The man himself, smiling like Dean Martin at happy hour, autographs his likeness knowing this charity fundraiser simply underscores what he has always believed: there is no such thing as bad publicity.
When sex tapes can elevate socialites to A-list celebrities and an international shaming just means more money for a book deal, being the fodder of late night comics is the equivalent of a generous LinkedIn endorsement.
Ford’s first reaction to being confronted by his own behavior is to lie. He did it when claiming not to have been at a hockey game where he verbally abused a young couple. He did it when asked if he was ever busted for marijuana possession. The only way Ford ever admits to what he’s done is when forced to by overwhelming evidence.
We would not tolerate this kind of behavior from a school crossing guard. We would throw a pastor from the pulpit if it happened in our churches.
Many of the people who lined up to buy a Ford bobblehead offered words of support to the Mayor.
“Don’t let the haters get you down,” said one man.
His supporters list his achievements like union peace, cutting taxes, and slashing councilor perquisites. But leadership is more than ticking off a list of to-dos, it requires trust and character. Ford, regardless how many little plastic yes-men he sells, has proven he struggles on both counts.
It is one thing that our television is full of anti-hero types who simultaneously make us cheer and cringe.
It is another thing entirely when the same type of characters become elected officials.

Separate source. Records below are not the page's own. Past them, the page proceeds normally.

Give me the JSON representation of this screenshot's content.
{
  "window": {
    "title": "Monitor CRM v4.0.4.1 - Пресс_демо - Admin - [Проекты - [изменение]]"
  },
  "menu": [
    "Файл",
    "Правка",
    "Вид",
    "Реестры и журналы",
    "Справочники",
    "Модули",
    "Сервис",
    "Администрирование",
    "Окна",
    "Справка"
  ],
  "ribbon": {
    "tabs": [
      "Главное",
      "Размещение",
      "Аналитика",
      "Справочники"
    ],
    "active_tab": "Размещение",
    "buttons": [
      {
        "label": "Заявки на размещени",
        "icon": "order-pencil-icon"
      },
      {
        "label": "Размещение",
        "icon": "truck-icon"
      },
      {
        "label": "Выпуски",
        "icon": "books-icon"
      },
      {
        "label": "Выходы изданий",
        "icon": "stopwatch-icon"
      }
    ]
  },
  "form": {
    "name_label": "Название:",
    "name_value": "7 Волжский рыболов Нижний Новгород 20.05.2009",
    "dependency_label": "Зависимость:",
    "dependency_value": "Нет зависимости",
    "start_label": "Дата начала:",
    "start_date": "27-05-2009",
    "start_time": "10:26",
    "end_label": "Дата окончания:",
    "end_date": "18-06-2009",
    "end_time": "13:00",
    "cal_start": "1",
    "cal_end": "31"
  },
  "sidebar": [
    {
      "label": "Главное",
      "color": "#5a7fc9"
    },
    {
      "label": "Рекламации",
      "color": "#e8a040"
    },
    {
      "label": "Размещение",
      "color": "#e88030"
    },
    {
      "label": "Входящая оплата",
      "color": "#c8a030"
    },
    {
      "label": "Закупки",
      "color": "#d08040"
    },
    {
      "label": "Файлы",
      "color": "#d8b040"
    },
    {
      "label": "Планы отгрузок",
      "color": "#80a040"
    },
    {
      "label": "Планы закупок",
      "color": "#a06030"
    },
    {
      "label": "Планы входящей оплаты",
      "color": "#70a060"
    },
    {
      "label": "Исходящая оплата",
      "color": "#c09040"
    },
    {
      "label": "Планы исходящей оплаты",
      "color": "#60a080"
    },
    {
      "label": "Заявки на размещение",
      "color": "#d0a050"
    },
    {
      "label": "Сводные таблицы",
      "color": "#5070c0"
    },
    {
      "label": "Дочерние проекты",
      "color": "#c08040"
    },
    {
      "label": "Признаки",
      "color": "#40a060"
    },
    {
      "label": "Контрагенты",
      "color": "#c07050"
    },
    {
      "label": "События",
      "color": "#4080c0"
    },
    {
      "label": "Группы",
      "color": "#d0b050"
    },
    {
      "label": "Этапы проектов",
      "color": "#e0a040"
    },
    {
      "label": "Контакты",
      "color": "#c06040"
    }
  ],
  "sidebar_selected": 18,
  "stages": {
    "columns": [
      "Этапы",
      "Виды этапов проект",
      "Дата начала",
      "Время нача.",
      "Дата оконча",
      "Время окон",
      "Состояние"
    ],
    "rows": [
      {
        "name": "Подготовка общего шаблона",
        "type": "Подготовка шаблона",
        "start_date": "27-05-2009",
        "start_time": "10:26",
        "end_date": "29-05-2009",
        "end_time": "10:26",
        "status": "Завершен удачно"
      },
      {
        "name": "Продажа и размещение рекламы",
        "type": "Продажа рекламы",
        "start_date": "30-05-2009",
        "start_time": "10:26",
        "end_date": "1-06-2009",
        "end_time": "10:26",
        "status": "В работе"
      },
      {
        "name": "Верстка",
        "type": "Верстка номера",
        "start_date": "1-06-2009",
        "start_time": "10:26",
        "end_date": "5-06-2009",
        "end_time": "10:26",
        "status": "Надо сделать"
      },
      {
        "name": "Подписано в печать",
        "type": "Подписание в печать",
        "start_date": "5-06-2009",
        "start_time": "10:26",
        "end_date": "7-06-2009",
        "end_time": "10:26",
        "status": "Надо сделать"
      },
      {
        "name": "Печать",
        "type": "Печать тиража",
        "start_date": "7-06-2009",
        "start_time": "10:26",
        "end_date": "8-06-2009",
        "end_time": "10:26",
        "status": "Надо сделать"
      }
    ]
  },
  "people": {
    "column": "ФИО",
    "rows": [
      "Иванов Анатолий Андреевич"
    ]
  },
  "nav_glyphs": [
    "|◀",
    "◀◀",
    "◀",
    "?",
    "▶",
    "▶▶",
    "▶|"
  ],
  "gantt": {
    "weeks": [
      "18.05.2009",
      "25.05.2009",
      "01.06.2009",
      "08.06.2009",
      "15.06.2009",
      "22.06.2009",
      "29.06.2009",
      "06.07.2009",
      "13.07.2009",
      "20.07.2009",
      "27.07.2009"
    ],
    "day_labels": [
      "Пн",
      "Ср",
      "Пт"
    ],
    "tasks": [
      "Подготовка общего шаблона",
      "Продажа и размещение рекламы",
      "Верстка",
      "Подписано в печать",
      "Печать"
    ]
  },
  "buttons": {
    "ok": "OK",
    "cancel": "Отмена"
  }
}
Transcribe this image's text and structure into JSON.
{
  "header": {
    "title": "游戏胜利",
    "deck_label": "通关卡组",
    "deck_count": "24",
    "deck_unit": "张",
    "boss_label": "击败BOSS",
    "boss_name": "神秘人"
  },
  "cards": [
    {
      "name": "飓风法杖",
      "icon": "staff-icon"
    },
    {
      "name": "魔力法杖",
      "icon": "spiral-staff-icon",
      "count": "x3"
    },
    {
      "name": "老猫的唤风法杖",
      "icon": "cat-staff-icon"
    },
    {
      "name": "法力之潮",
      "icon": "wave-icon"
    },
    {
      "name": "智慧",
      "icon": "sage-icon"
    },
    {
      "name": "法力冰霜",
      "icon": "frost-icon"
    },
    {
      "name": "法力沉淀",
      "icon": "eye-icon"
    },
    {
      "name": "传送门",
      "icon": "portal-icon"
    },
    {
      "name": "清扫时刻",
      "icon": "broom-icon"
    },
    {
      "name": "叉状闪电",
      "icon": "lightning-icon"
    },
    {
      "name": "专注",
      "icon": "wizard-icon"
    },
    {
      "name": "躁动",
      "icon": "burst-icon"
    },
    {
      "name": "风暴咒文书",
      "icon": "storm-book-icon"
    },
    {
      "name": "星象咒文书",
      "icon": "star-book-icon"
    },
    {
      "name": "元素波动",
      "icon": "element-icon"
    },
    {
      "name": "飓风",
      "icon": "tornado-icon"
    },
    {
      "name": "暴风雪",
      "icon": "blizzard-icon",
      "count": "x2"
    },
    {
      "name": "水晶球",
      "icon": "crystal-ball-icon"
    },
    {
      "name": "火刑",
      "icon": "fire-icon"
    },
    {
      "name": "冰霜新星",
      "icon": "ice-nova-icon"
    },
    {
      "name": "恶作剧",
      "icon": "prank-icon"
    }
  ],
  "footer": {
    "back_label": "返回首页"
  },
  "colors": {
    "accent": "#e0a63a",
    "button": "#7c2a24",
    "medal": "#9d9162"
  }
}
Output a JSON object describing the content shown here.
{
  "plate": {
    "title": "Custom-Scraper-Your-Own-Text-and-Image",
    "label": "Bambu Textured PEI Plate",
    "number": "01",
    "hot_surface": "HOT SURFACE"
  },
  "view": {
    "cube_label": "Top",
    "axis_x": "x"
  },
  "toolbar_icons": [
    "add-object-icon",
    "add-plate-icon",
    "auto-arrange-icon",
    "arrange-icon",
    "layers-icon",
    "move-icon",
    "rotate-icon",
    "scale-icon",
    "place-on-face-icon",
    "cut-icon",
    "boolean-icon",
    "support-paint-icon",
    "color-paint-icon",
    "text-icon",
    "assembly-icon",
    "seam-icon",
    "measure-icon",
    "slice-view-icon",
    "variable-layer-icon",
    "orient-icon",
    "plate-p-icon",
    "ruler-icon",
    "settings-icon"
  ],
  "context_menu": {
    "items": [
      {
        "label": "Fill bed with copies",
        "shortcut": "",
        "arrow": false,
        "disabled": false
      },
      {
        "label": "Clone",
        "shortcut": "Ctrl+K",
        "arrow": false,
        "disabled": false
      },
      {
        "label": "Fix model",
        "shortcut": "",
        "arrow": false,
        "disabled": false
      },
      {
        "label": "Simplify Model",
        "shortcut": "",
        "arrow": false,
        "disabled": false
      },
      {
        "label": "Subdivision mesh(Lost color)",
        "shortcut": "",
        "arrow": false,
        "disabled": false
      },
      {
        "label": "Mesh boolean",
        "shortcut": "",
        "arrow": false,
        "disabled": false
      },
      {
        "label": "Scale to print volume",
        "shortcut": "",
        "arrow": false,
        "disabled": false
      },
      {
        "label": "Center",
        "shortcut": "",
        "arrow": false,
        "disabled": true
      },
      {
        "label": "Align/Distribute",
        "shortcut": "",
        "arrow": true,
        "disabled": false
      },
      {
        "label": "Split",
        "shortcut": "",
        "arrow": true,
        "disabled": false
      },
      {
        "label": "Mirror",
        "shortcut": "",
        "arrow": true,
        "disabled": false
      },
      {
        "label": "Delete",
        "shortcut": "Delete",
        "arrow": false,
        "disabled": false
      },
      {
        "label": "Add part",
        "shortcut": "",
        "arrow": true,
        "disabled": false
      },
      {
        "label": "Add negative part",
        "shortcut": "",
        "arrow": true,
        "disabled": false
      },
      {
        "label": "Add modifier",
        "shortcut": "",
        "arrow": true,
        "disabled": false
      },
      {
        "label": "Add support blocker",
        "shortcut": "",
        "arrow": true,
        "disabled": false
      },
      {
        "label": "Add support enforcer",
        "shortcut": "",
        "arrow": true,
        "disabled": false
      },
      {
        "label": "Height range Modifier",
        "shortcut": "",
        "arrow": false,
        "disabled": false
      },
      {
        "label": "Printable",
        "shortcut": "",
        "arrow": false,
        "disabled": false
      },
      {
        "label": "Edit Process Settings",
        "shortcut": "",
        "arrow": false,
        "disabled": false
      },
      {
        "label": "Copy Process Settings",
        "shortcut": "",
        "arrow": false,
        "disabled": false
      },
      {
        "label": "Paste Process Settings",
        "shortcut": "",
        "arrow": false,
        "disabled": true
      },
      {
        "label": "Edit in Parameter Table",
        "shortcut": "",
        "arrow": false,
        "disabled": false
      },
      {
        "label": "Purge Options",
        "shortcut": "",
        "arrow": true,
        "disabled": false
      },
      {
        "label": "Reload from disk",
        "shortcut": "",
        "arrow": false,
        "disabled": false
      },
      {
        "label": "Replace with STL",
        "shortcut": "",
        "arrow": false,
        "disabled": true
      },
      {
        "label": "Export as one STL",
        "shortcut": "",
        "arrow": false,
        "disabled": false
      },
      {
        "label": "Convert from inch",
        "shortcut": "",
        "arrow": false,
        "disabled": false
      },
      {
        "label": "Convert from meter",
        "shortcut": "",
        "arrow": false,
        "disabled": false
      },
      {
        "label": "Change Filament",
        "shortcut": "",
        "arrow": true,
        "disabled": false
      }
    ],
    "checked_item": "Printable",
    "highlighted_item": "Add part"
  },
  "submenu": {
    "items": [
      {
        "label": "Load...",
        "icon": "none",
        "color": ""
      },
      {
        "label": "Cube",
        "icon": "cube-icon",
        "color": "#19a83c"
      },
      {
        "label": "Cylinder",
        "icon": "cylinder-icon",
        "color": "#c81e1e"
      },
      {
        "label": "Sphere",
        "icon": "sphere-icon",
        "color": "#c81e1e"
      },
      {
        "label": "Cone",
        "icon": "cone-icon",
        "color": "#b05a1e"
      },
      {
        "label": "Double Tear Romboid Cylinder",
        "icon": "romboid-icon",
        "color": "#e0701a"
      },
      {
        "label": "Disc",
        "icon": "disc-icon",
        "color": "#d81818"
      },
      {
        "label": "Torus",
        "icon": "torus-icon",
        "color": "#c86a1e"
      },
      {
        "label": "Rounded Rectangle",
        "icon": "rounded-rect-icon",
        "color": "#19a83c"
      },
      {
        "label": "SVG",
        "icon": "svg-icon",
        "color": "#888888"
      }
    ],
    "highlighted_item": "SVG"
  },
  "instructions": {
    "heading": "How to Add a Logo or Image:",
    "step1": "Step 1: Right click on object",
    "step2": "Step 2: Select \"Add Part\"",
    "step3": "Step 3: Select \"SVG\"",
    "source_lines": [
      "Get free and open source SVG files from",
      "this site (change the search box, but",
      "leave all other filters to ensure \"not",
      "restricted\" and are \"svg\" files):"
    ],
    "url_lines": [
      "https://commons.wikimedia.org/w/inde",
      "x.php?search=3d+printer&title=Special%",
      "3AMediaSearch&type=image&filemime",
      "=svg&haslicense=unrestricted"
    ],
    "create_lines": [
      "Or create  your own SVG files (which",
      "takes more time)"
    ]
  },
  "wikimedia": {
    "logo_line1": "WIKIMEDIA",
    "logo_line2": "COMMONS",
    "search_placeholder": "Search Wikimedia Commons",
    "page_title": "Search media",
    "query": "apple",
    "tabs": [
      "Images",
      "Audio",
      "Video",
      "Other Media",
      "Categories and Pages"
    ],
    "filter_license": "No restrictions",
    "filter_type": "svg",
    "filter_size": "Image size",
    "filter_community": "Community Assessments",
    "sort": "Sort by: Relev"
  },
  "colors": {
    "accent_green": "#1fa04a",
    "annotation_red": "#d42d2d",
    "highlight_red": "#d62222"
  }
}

No amount of bobbleheads should make that entertaining.
Rob Ford is different. Rob Ford is a celebrity.